Last night, House leadership finally released a promising action plan to offset hurricane relief and rebuilding costs, reduce the growth of spending, and limit government. House Speaker J. Dennis Hastert (R-IL) adamantly declared, "We can and will recover, but it will require some serious belt-tightening throughout the federal government." Considering the ballooning $2.5 trillion federal budget and the added financial pressure from Hurricanes Katrina and Rita, it will take major offsets and a high degree of accountability to prevent hurricane recovery and rebuilding from becoming the next excuse to expand the size and scope of government. The House leadership's four-point plan is a major step in the right direction-towards fiscal sanity.
This plan, supported by House Republican leadership, committee chairmen, and key conservative members, focuses on four points:
- Increasing mandatory savings from $35 billion to $50 billion in this year's budget reconciliation;
- Holding the line on discretionary spending through across-the-board cuts;
- Working with the President to rescind prior spending authorizations; and
- Eliminating duplicative, wasteful, and unnecessary programs.
The President's budget proposal identified potential savings in ineffective programs of $20 billion, and agency managers are well-placed to find additional waste to accommodate across-the-board cuts. Entitlement spending, meanwhile, is the biggest threat to our economy and must be reformed. While there have been no details presented as of yet-this plan is still in its beginning stages-there will be ample opportunity to make these broad proposals a reality.

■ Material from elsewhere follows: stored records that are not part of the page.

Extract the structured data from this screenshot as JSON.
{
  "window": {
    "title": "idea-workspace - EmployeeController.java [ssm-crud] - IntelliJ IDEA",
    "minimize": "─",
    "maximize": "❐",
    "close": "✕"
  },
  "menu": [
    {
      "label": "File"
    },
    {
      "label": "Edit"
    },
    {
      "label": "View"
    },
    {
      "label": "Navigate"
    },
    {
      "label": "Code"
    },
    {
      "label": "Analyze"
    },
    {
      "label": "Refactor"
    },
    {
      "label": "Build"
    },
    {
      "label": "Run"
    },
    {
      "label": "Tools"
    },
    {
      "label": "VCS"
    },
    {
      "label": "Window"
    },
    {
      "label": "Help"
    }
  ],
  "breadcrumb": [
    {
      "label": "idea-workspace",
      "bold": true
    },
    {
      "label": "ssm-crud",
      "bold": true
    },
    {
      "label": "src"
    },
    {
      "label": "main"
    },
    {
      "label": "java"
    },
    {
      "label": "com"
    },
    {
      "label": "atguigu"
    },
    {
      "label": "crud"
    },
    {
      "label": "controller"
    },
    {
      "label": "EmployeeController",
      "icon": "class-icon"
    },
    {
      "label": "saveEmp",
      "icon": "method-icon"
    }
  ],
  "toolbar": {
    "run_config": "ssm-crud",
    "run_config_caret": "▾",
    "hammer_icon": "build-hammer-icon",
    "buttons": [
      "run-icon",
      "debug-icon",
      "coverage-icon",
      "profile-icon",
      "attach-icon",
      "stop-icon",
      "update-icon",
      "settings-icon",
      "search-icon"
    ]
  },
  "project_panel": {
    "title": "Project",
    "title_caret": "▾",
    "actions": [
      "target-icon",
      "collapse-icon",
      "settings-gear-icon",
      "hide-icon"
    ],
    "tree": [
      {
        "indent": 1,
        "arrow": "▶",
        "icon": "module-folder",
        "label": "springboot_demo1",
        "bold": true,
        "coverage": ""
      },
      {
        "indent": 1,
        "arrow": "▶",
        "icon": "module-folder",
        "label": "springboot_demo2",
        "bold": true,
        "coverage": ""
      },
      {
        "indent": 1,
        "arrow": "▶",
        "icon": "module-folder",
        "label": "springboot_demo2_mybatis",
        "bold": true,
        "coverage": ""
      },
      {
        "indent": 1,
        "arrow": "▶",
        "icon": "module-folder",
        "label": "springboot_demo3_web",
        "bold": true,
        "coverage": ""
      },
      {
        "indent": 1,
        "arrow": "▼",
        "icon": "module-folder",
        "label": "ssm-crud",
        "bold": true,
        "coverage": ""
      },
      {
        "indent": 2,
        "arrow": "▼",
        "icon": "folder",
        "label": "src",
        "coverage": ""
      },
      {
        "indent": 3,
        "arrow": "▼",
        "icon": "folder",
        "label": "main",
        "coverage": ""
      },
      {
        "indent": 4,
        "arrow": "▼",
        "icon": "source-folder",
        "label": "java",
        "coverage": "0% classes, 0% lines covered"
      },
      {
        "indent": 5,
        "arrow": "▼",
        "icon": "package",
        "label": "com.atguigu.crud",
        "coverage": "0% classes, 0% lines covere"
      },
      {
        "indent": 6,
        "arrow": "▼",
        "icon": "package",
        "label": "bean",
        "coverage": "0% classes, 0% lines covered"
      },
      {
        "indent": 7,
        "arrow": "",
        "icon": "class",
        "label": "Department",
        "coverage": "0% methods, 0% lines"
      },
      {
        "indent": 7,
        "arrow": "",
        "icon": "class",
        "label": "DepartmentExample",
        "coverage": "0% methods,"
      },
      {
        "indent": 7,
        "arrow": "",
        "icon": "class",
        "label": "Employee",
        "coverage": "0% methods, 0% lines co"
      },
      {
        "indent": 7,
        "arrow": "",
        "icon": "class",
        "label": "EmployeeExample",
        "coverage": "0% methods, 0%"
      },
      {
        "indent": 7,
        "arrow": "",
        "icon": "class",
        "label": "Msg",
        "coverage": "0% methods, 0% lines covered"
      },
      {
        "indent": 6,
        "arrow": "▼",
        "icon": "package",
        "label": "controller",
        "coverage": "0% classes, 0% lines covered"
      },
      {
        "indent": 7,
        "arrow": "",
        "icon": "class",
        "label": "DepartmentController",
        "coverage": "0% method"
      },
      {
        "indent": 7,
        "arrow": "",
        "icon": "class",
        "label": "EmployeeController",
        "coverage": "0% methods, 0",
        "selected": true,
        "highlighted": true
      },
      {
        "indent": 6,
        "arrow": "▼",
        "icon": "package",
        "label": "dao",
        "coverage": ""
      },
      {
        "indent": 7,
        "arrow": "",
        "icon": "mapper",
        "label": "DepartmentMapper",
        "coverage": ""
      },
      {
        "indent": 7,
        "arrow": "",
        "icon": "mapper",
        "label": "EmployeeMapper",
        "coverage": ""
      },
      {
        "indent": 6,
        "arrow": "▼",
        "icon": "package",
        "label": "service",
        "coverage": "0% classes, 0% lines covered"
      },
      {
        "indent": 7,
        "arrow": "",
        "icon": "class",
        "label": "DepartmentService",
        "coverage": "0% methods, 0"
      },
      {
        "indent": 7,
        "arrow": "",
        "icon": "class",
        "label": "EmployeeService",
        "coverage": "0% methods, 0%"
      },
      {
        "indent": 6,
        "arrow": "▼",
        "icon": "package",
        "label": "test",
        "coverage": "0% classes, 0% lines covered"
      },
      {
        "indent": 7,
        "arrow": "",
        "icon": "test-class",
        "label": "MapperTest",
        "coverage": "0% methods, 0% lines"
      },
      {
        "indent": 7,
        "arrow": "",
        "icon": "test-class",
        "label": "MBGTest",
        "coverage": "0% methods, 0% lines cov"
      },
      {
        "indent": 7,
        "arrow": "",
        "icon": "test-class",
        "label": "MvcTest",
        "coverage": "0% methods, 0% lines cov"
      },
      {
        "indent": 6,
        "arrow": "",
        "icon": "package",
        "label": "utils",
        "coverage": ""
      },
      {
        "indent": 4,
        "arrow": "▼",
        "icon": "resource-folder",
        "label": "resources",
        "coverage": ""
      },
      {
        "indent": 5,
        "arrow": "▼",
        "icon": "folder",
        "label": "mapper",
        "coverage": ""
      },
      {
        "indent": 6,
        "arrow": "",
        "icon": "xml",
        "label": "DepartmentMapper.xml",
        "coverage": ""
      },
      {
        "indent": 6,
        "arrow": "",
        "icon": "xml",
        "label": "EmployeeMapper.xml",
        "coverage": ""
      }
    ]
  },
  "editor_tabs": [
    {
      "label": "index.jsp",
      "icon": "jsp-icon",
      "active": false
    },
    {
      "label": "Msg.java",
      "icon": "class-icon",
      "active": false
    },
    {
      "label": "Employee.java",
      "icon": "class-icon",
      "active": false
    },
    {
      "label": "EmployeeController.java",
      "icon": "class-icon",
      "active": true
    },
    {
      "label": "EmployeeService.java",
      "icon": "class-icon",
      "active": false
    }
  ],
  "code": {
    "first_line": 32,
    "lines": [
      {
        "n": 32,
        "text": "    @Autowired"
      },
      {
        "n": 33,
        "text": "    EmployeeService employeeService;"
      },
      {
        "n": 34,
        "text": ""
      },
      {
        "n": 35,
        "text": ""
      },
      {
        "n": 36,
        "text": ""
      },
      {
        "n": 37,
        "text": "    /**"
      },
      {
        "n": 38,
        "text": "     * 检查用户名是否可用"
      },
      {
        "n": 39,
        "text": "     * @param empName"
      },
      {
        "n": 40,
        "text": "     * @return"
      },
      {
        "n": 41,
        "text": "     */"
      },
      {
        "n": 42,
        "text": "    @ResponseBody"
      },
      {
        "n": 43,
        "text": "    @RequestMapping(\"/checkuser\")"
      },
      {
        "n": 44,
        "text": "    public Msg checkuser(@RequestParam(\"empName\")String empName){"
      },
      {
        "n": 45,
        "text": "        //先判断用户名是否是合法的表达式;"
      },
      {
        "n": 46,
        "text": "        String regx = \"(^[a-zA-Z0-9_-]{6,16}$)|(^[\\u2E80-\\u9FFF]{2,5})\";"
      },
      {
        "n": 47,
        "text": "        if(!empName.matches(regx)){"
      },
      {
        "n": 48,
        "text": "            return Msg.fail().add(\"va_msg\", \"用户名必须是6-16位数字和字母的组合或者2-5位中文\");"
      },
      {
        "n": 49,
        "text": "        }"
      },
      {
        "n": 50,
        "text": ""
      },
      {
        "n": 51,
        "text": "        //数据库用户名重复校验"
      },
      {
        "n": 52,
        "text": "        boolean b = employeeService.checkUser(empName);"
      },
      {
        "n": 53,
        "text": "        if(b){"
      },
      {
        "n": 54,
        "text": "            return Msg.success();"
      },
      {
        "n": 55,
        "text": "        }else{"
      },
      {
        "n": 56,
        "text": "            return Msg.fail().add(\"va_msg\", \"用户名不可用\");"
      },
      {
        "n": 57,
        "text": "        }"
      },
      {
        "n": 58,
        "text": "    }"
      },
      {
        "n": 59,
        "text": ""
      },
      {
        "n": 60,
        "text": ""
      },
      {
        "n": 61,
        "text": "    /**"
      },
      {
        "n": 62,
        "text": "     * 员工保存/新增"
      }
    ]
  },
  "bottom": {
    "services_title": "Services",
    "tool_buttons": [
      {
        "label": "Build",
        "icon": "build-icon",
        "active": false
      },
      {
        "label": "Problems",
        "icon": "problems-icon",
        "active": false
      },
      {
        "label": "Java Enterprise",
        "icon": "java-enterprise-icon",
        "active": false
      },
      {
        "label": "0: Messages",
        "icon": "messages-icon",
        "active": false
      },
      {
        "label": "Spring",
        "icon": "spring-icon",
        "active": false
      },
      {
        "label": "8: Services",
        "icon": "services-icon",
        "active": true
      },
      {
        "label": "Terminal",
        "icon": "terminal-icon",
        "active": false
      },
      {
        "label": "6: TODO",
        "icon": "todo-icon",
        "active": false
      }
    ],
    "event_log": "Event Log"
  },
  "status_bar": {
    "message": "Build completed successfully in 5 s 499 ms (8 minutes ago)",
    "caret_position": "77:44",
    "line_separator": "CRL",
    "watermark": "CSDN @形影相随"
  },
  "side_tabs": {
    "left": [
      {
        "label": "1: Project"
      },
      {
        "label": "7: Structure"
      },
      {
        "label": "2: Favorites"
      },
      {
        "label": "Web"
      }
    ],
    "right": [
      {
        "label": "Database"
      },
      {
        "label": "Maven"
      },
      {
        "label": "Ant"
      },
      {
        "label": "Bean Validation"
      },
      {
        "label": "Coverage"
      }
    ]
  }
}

The House Republican Study Committee (RSC) recently released its "Operation Offset" effort, a menu of over $500 billion in specific cuts to pay for hurricane-related spending. The RSC's long list of offset targets include sensible recommendations that Congress should consider, such as redirecting funding for the 6,000 earmarked projects in the recent highway bill, eliminating the Advanced Technology Program, and reducing farm subsidies.
In addition, Sen. John McCain, (R-AZ) and the RSC have targeted the new Medicare prescription drug benefit and proposed to cancel, or at least delay, its implementation. The drug benefit alone is projected to cost $37.4 billion next year.
If Congress-and the House leadership-is serious about holding the line on spending, Members must follow two key steps:
- Redirect funding from all earmarks in the recent highway bill and reject any earmarks in future appropriations bills. If Congress falls short on this, the President must veto any bill that contains earmarks.
- At a minimum, postpone the unaffordable Medicare prescription drug benefit for one year to consider how to pay for it or whether it should be substantially reworked.
Rep. Mike Pence (R-IN), Chairman of the RSC, challenged Congress and the President to have "courage to make the tough choices." He's right: writing budgets is about setting priorities and making those tough choices. That should not deter House leadership from following through with its bold proposal. The rest of Congress should join in this effort.
Michelle Muccio is Research Assistant in, and Alison Fraser is Director of, the Thomas A. Roe Institute for Economic Policy Studies at The Heritage Foundation.